We have analytics, but we don’t have a crystal ball. Historical data can only take us so far. Understandably, application developers often decide TURN server placement is just too much hassle and outsource the problem to a hosting service. This offers no guarantee of optimization, though. For example, one of the world’s largest cloud service providers offers a STUN/TURN solution, but users must select their service by region. All of South America has one server. In the U.S., between northern California and northern Virginia, there are precisely zero additional servers. (Which one do you pick for users in centrally-located Kansas? Who knows?) The closest server to the Middle East, which is currently exploding with popularity in many application groups, is in Germany.
TURN server location selection is an imprecise science, and there are no perfect answers. Still, developers can ask providers some insightful questions in pursuit of picking the right service.
- What is the availability of the selected solution, both geographically as well as in terms of capacity and scaling?
- If you need to add servers, does the solution allow for it?
- Are key regions covered for your application?
- Does the provider offer any road map guidance on coverage expansion into additional areas?
In short, you need to match your own expected audience and growth trajectory to that of your TURN service provider.
A TURN service for tomorrow’s needs
What if the network itself offered TURN service?
That probably sounds strange, but it’s exactly what Subspace designed into its global infrastructure. By deploying TURN servers throughout its network as part of the core stack, Subspace can optimize TURN deployment and bring those services to the edge where they’re needed and best utilized. And because Subspace built its network and algorithms specifically for real-time applications, users get TURN capabilities embedded within an infrastructure already designed for their performance needs.

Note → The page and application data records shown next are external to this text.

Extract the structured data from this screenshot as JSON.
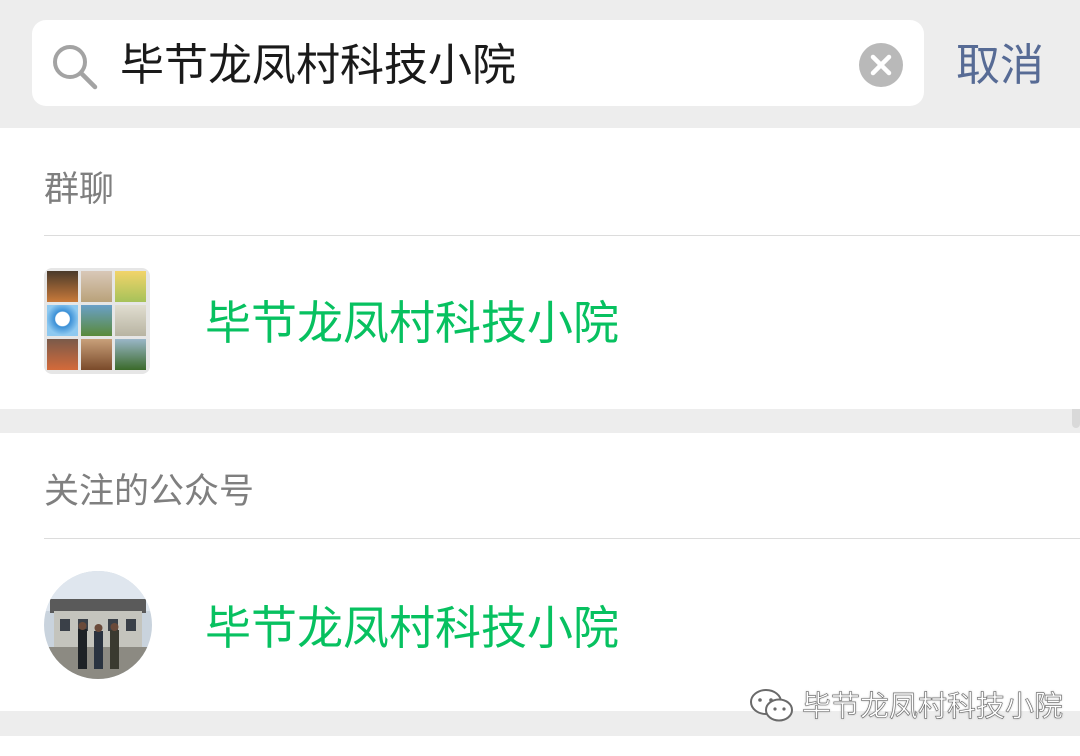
{
  "search": {
    "query": "毕节龙凤村科技小院",
    "cancel_label": "取消"
  },
  "sections": [
    {
      "header": "群聊",
      "results": [
        {
          "title": "毕节龙凤村科技小院"
        }
      ]
    },
    {
      "header": "关注的公众号",
      "results": [
        {
          "title": "毕节龙凤村科技小院"
        }
      ]
    }
  ],
  "watermark": {
    "text": "毕节龙凤村科技小院"
  },
  "colors": {
    "background": "#ededed",
    "highlight_green": "#07c160",
    "cancel_blue": "#576b95",
    "section_header_gray": "#7f7f7f"
  },
  "icons": [
    "search-icon",
    "clear-icon",
    "wechat-logo-icon"
  ]
}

With Subspace’s WebRTC-CDN
, developers are freed from the need to deploy or configure their own TURN servers. You simply connect, point traffic at the Subspace IP Proxy address, and instantly access a worldwide TURN network. Subspace’s packet proxying systems automatically identify traffic details and apply the optimizations needed to rush communications between nodes more quickly and efficiently than ever possible with non-optimized alternatives.
To find out more about WebRTC-CDN’s ease and value, click here